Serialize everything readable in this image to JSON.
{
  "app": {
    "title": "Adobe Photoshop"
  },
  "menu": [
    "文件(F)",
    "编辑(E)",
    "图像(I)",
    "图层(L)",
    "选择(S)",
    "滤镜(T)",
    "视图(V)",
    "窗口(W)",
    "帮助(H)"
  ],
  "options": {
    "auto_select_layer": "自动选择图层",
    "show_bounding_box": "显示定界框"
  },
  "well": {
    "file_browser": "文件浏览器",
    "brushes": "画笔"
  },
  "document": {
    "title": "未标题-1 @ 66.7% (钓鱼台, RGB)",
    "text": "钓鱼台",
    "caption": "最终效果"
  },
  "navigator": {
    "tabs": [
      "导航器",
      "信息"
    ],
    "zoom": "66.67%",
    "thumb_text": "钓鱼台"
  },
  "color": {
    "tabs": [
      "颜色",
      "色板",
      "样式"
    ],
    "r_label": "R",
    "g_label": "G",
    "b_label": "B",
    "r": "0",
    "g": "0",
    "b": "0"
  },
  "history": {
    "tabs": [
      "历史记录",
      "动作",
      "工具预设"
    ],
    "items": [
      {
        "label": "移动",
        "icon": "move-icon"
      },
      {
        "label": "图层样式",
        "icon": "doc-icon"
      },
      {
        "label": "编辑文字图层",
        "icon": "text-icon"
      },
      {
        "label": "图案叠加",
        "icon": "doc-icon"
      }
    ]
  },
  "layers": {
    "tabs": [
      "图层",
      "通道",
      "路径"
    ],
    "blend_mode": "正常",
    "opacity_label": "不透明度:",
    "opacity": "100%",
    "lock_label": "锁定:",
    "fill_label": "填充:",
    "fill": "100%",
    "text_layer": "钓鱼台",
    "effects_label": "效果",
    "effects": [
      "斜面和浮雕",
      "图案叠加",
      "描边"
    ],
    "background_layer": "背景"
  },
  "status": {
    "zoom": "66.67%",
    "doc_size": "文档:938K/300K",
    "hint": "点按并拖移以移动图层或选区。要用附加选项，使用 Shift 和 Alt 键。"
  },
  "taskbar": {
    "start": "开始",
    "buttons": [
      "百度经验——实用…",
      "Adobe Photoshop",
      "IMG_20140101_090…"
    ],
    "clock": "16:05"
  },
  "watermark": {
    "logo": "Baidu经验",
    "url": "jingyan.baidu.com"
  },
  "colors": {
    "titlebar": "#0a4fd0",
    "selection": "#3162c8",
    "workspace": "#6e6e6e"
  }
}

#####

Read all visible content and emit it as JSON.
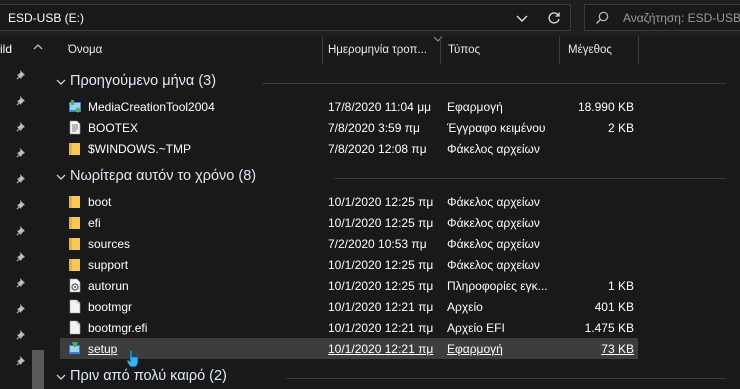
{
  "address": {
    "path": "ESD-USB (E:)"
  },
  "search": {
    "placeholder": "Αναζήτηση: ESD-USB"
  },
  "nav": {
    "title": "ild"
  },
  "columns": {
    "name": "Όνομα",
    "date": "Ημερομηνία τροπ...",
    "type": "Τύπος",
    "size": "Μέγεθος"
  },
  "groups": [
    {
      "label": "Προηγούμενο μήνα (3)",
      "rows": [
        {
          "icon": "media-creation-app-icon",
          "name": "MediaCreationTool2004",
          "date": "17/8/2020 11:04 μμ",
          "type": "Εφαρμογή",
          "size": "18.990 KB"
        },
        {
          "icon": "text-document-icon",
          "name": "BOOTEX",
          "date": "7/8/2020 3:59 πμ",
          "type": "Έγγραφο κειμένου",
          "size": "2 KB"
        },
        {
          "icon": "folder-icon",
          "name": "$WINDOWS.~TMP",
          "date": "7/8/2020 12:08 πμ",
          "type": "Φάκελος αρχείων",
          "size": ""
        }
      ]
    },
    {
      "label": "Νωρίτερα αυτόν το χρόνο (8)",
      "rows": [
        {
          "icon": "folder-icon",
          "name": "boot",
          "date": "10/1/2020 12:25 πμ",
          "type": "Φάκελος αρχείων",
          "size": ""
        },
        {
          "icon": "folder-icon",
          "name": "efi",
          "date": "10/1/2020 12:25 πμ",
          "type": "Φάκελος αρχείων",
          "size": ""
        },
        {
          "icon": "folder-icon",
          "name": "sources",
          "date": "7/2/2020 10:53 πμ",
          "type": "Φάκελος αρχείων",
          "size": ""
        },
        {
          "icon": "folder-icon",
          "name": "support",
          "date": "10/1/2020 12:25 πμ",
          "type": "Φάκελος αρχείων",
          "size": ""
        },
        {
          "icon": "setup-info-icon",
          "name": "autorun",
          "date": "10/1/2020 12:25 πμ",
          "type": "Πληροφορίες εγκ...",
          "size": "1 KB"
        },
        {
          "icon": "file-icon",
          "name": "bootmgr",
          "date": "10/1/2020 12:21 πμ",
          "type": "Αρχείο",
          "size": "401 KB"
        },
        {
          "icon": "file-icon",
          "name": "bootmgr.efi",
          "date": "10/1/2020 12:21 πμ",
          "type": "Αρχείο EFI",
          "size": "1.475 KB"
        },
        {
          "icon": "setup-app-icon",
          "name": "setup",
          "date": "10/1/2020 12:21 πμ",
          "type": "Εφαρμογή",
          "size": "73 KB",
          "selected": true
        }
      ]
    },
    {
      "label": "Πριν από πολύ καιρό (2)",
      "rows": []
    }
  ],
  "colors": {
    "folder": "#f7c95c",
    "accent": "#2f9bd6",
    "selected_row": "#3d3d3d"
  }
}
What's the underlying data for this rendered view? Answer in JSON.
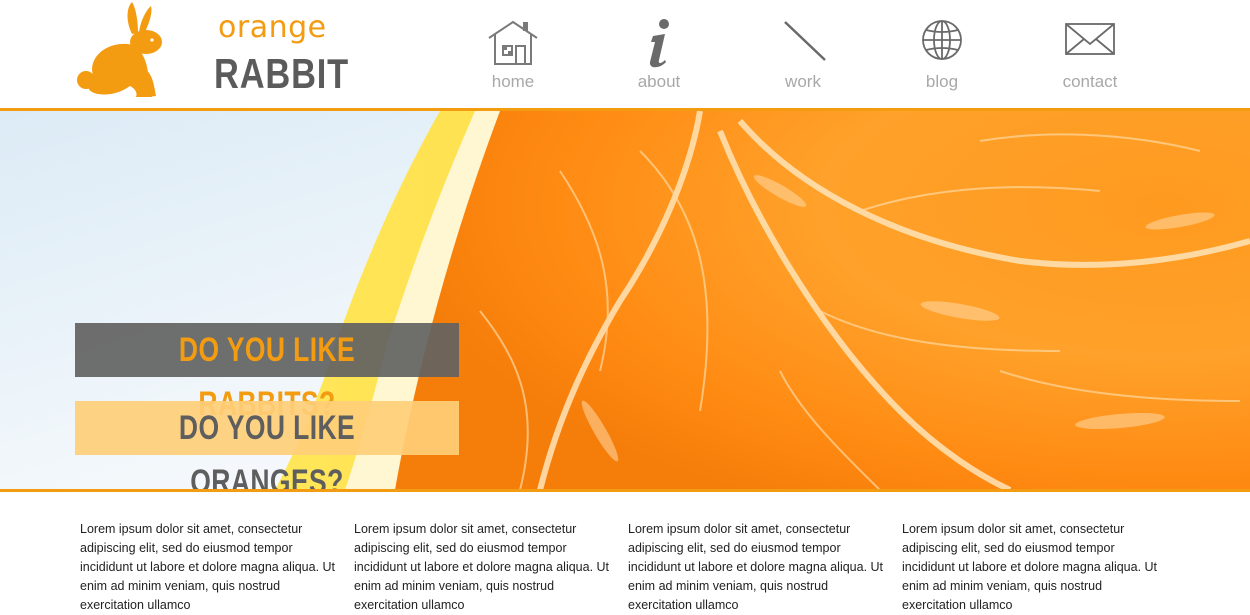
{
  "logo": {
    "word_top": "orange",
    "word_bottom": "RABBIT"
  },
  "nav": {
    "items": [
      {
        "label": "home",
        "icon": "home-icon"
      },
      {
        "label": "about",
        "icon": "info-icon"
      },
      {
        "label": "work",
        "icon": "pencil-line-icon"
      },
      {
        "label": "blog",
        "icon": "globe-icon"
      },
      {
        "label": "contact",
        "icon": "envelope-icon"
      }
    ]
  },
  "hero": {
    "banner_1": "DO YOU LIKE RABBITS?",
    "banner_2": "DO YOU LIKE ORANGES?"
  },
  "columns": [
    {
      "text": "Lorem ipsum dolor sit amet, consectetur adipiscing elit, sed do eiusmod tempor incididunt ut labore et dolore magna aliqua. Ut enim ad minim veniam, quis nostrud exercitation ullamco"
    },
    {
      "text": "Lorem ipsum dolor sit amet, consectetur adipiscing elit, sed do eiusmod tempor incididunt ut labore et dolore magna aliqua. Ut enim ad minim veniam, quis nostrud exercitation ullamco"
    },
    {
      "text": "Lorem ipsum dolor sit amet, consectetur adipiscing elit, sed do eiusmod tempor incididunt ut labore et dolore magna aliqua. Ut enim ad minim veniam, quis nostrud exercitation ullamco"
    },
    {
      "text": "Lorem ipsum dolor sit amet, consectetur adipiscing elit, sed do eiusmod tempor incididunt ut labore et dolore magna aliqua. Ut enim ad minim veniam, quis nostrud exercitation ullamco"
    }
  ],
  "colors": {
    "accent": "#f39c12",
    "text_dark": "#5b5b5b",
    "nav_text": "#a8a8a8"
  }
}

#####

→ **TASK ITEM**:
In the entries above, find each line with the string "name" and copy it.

→ **RESULT OF THIS TASK**:
    "name": "Όνομα",
          "name": "MediaCreationTool2004",
          "name": "BOOTEX",
          "name": "$WINDOWS.~TMP",
          "name": "boot",
          "name": "efi",
          "name": "sources",
          "name": "support",
          "name": "autorun",
          "name": "bootmgr",
          "name": "bootmgr.efi",
          "name": "setup",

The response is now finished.